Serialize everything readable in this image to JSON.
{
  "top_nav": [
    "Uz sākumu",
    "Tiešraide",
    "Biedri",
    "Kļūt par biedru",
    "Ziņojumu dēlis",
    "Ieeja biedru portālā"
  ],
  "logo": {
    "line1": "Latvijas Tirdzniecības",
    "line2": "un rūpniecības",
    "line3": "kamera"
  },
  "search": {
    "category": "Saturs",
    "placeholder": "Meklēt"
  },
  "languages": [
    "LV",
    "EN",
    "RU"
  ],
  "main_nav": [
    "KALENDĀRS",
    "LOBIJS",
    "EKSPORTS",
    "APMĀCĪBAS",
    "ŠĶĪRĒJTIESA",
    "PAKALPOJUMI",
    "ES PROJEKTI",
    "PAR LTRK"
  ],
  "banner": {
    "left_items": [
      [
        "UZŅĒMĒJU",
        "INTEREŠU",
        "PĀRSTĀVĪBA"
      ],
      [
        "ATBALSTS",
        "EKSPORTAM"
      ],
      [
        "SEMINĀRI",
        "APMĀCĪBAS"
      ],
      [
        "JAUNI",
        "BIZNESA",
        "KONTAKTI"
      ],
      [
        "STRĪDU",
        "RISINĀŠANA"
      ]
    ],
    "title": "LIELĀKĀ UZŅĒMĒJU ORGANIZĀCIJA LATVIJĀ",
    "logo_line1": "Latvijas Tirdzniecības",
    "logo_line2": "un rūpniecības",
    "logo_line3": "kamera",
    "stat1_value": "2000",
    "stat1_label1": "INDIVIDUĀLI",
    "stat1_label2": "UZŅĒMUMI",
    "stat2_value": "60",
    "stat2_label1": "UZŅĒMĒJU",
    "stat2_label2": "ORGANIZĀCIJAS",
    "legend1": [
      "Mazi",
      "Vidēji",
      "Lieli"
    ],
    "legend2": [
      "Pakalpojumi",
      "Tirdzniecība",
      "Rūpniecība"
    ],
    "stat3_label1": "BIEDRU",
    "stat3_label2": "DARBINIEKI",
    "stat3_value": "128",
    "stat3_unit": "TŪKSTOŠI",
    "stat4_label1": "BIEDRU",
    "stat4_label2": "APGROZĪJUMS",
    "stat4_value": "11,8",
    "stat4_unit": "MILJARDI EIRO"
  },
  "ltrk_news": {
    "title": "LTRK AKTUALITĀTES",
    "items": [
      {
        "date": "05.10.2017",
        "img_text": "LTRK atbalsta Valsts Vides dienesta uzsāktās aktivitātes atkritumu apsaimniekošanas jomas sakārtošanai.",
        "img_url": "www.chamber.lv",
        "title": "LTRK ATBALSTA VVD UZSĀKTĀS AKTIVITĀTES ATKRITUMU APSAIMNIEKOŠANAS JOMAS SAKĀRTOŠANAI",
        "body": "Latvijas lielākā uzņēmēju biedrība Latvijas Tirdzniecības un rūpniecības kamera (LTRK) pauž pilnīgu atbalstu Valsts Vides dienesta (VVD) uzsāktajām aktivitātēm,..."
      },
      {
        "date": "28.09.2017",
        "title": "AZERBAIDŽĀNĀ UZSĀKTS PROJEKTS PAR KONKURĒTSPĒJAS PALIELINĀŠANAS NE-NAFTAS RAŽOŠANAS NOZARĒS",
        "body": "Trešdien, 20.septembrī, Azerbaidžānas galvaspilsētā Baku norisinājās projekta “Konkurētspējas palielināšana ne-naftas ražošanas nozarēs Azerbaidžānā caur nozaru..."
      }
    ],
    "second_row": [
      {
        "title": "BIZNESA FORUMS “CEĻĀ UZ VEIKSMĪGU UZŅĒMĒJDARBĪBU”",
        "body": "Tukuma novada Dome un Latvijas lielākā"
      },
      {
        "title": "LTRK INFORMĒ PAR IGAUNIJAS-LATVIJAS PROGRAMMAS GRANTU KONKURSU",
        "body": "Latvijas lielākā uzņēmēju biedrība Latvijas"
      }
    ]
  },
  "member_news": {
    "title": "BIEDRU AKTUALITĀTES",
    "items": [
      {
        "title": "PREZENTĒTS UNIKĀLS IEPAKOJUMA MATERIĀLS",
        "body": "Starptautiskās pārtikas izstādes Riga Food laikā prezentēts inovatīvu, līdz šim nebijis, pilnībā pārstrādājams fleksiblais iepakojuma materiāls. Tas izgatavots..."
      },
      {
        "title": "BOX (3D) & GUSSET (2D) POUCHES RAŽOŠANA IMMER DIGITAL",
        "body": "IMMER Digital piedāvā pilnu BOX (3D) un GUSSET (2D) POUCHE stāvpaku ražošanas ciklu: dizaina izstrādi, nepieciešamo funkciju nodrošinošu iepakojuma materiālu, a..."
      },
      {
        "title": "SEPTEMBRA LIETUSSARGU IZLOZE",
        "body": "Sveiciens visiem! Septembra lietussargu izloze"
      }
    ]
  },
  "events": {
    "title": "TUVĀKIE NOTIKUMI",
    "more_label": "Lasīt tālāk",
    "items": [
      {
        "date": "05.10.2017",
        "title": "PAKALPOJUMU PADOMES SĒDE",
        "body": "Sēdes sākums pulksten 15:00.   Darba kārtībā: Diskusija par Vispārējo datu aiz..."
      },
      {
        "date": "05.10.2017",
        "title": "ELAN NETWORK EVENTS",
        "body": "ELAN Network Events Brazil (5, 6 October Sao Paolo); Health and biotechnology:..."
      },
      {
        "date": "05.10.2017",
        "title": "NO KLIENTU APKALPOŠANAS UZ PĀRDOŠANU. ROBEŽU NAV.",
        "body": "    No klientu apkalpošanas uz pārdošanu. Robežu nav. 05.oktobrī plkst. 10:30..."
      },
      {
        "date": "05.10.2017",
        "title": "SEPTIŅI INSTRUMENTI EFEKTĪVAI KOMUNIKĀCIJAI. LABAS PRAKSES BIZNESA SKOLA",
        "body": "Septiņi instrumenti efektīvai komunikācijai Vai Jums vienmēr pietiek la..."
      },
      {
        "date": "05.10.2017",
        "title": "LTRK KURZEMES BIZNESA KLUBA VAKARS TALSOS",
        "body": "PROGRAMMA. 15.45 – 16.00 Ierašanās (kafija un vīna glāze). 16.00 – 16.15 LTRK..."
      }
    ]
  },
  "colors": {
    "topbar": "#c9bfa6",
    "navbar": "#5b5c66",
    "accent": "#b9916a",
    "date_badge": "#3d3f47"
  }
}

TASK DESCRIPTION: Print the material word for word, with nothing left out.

FINISHED TASK:
Serialize everything readable in this image to JSON.
{
  "top_nav": [
    "Uz sākumu",
    "Tiešraide",
    "Biedri",
    "Kļūt par biedru",
    "Ziņojumu dēlis",
    "Ieeja biedru portālā"
  ],
  "logo": {
    "line1": "Latvijas Tirdzniecības",
    "line2": "un rūpniecības",
    "line3": "kamera"
  },
  "search": {
    "category": "Saturs",
    "placeholder": "Meklēt"
  },
  "languages": [
    "LV",
    "EN",
    "RU"
  ],
  "main_nav": [
    "KALENDĀRS",
    "LOBIJS",
    "EKSPORTS",
    "APMĀCĪBAS",
    "ŠĶĪRĒJTIESA",
    "PAKALPOJUMI",
    "ES PROJEKTI",
    "PAR LTRK"
  ],
  "banner": {
    "left_items": [
      [
        "UZŅĒMĒJU",
        "INTEREŠU",
        "PĀRSTĀVĪBA"
      ],
      [
        "ATBALSTS",
        "EKSPORTAM"
      ],
      [
        "SEMINĀRI",
        "APMĀCĪBAS"
      ],
      [
        "JAUNI",
        "BIZNESA",
        "KONTAKTI"
      ],
      [
        "STRĪDU",
        "RISINĀŠANA"
      ]
    ],
    "title": "LIELĀKĀ UZŅĒMĒJU ORGANIZĀCIJA LATVIJĀ",
    "logo_line1": "Latvijas Tirdzniecības",
    "logo_line2": "un rūpniecības",
    "logo_line3": "kamera",
    "stat1_value": "2000",
    "stat1_label1": "INDIVIDUĀLI",
    "stat1_label2": "UZŅĒMUMI",
    "stat2_value": "60",
    "stat2_label1": "UZŅĒMĒJU",
    "stat2_label2": "ORGANIZĀCIJAS",
    "legend1": [
      "Mazi",
      "Vidēji",
      "Lieli"
    ],
    "legend2": [
      "Pakalpojumi",
      "Tirdzniecība",
      "Rūpniecība"
    ],
    "stat3_label1": "BIEDRU",
    "stat3_label2": "DARBINIEKI",
    "stat3_value": "128",
    "stat3_unit": "TŪKSTOŠI",
    "stat4_label1": "BIEDRU",
    "stat4_label2": "APGROZĪJUMS",
    "stat4_value": "11,8",
    "stat4_unit": "MILJARDI EIRO"
  },
  "ltrk_news": {
    "title": "LTRK AKTUALITĀTES",
    "items": [
      {
        "date": "05.10.2017",
        "img_text": "LTRK atbalsta Valsts Vides dienesta uzsāktās aktivitātes atkritumu apsaimniekošanas jomas sakārtošanai.",
        "img_url": "www.chamber.lv",
        "title": "LTRK ATBALSTA VVD UZSĀKTĀS AKTIVITĀTES ATKRITUMU APSAIMNIEKOŠANAS JOMAS SAKĀRTOŠANAI",
        "body": "Latvijas lielākā uzņēmēju biedrība Latvijas Tirdzniecības un rūpniecības kamera (LTRK) pauž pilnīgu atbalstu Valsts Vides dienesta (VVD) uzsāktajām aktivitātēm,..."
      },
      {
        "date": "28.09.2017",
        "title": "AZERBAIDŽĀNĀ UZSĀKTS PROJEKTS PAR KONKURĒTSPĒJAS PALIELINĀŠANAS NE-NAFTAS RAŽOŠANAS NOZARĒS",
        "body": "Trešdien, 20.septembrī, Azerbaidžānas galvaspilsētā Baku norisinājās projekta “Konkurētspējas palielināšana ne-naftas ražošanas nozarēs Azerbaidžānā caur nozaru..."
      }
    ],
    "second_row": [
      {
        "title": "BIZNESA FORUMS “CEĻĀ UZ VEIKSMĪGU UZŅĒMĒJDARBĪBU”",
        "body": "Tukuma novada Dome un Latvijas lielākā"
      },
      {
        "title": "LTRK INFORMĒ PAR IGAUNIJAS-LATVIJAS PROGRAMMAS GRANTU KONKURSU",
        "body": "Latvijas lielākā uzņēmēju biedrība Latvijas"
      }
    ]
  },
  "member_news": {
    "title": "BIEDRU AKTUALITĀTES",
    "items": [
      {
        "title": "PREZENTĒTS UNIKĀLS IEPAKOJUMA MATERIĀLS",
        "body": "Starptautiskās pārtikas izstādes Riga Food laikā prezentēts inovatīvu, līdz šim nebijis, pilnībā pārstrādājams fleksiblais iepakojuma materiāls. Tas izgatavots..."
      },
      {
        "title": "BOX (3D) & GUSSET (2D) POUCHES RAŽOŠANA IMMER DIGITAL",
        "body": "IMMER Digital piedāvā pilnu BOX (3D) un GUSSET (2D) POUCHE stāvpaku ražošanas ciklu: dizaina izstrādi, nepieciešamo funkciju nodrošinošu iepakojuma materiālu, a..."
      },
      {
        "title": "SEPTEMBRA LIETUSSARGU IZLOZE",
        "body": "Sveiciens visiem! Septembra lietussargu izloze"
      }
    ]
  },
  "events": {
    "title": "TUVĀKIE NOTIKUMI",
    "more_label": "Lasīt tālāk",
    "items": [
      {
        "date": "05.10.2017",
        "title": "PAKALPOJUMU PADOMES SĒDE",
        "body": "Sēdes sākums pulksten 15:00.   Darba kārtībā: Diskusija par Vispārējo datu aiz..."
      },
      {
        "date": "05.10.2017",
        "title": "ELAN NETWORK EVENTS",
        "body": "ELAN Network Events Brazil (5, 6 October Sao Paolo); Health and biotechnology:..."
      },
      {
        "date": "05.10.2017",
        "title": "NO KLIENTU APKALPOŠANAS UZ PĀRDOŠANU. ROBEŽU NAV.",
        "body": "    No klientu apkalpošanas uz pārdošanu. Robežu nav. 05.oktobrī plkst. 10:30..."
      },
      {
        "date": "05.10.2017",
        "title": "SEPTIŅI INSTRUMENTI EFEKTĪVAI KOMUNIKĀCIJAI. LABAS PRAKSES BIZNESA SKOLA",
        "body": "Septiņi instrumenti efektīvai komunikācijai Vai Jums vienmēr pietiek la..."
      },
      {
        "date": "05.10.2017",
        "title": "LTRK KURZEMES BIZNESA KLUBA VAKARS TALSOS",
        "body": "PROGRAMMA. 15.45 – 16.00 Ierašanās (kafija un vīna glāze). 16.00 – 16.15 LTRK..."
      }
    ]
  },
  "colors": {
    "topbar": "#c9bfa6",
    "navbar": "#5b5c66",
    "accent": "#b9916a",
    "date_badge": "#3d3f47"
  }
}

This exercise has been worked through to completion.